Among the many executive orders that Joe Biden issued upon taking office was one that shut down the construction of the Keystone XL pipeline, putting tens of thousands of American jobs at risk. He’s had his eye on some other pipeline construction projects as well, a plan that will probably further impede the nation’s oil and gas industry as Biden works to impress his European friends with is climate advocacy. But in a bit of an ironic role reversal, there may be one such project that Biden won’t be bringing to a halt despite a bipartisan demand from the Senate Foreign Relations Committee. That would be Russia’s Nord Stream 2 pipeline intended to bring natural gas to many European nations. The Biden administration has consistently said that they oppose the completion of the project, but Uncle Joe has yet to pull the trigger on new sanctions that might impact the pipeline’s construction because of (in case you couldn’t guess) politics. (Associated Press)

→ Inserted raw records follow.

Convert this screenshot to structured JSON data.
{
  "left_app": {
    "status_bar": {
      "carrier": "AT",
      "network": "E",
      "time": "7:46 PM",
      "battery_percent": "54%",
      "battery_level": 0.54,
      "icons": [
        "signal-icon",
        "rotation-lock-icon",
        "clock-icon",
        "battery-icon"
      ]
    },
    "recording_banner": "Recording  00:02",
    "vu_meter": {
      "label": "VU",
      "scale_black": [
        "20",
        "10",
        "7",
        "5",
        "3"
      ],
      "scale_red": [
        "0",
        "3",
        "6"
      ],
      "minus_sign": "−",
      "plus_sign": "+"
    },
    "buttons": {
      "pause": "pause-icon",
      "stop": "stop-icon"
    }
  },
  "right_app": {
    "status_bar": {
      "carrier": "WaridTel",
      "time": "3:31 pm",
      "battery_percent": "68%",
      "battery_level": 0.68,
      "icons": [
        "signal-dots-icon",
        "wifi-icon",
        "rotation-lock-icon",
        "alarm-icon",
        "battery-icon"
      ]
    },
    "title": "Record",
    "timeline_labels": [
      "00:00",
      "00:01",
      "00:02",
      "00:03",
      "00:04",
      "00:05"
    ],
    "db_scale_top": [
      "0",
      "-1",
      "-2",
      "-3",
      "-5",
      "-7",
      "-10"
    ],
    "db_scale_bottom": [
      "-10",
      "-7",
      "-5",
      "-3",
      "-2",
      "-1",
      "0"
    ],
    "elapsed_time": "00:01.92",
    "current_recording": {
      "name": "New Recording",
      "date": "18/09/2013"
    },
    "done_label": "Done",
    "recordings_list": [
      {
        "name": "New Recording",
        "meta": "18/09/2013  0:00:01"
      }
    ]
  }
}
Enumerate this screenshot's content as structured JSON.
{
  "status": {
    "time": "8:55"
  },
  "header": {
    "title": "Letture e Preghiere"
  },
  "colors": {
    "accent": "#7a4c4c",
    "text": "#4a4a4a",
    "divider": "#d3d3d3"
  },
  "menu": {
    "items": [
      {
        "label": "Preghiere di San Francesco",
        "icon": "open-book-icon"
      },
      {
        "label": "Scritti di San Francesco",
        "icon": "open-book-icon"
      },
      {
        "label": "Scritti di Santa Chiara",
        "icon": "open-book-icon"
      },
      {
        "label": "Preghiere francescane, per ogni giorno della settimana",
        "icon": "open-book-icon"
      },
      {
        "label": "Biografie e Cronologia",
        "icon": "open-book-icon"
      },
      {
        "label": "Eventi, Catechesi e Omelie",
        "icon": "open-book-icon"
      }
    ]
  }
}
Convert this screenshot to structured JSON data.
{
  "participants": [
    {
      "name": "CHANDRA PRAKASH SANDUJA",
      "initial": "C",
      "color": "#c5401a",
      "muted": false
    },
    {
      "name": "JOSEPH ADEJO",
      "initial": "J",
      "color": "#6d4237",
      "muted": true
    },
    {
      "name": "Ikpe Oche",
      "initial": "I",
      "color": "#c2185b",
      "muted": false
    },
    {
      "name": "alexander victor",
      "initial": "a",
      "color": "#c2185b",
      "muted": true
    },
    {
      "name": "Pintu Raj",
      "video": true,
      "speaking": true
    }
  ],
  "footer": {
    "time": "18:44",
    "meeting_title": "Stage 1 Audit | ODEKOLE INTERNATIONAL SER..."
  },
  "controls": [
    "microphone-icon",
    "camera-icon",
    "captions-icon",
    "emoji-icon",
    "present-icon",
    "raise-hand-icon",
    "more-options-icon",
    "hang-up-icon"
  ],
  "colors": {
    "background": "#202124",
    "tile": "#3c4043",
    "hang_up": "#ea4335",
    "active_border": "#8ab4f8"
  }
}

Pressure is growing on President Joe Biden to take action to prevent the completion of a Russian gas pipeline to Europe that many fear will give the Kremlin significant leverage over U.S. partners and allies. Yet such action could provoke an enormous rift in trans-Atlantic relations, notably with Germany, at a time when Biden has made restoring good ties with Europe a priority.
As the Nord Stream 2 pipeline nears completion, U.S. lawmakers from both parties have stepped up demands on a reluctant White House to impose new sanctions on Russian and European companies to halt the project. But prospects of that happening would seem slim: Germany continues to support the project as it steps up consumption of natural gas, and the pipeline is roughly 95% finished.
Joe Biden was supposed to be the “tough on Russia” President after years of claimed complacency by his predecessor. And to his credit, he has been vocally critical of some of Vladimir Putin’s excesses, particularly when it comes to the imprisonment of Alexei Navalny. But the pipeline being constructed by Gazprom (the Russian state oil company) represents an opportunity for the White House to score a win on both the domestic and foreign policy fronts. Completion of the Nord Stream 2 project will simultaneously reduce demand for American exports of natural gas in Europe and increase the leverage that Russia already holds over several eastern European nations and Germany.
The problem is that Germany is still supporting (and funding) the project. The sanctions being ordered by a unanimous vote on the Senate Foreign Relations Committee wouldn’t just be targeting Russians. They would also impact businesses and investors in Poland and Austria, as well as Germany. Biden has been looking to strengthen American relationships with those nations so they’ll back his plans for withdrawing from Afghanistan and his proposed climate treaty agenda.
The Senate Foreign Relations Committee is giving Joe Biden a couple of weeks to either impose the new sanctions or explain specifically why those entities should be exempt. Assuming the request for sanctions actually makes it to his desk, Biden could always veto it. But that would mean going up against all of the Democrats who are already backing the proposal. It’s a sticky situation to be sure.
Perhaps it’s time for someone in Congress to ask Joe Biden why jobs in Germany and eastern Europe are more important than construction jobs here in the United States. We seem to be simultaneously undermining our own country’s dominance in the global energy market while opening the door for the Russians to supplant us with our supposed European allies. But to be fair to Biden, it’s not clear that the sanctions could actually stop the Russian pipeline from going into operation. The project is already 95% complete and seems to have plenty of funding. Also, Angela Merkel came out this week and defended Nord Stream 2 by saying that Russian natural gas already flows freely into Europe through the original Nord Stream 1 pipeline under the Black Sea. And her country is facing periodic power outages after shutting down most of its nuclear and coal-fired plants.
Nothing is ever as easy as it looks from the outside, I suppose. That’s a lesson that Joe Biden may be learning as he goes.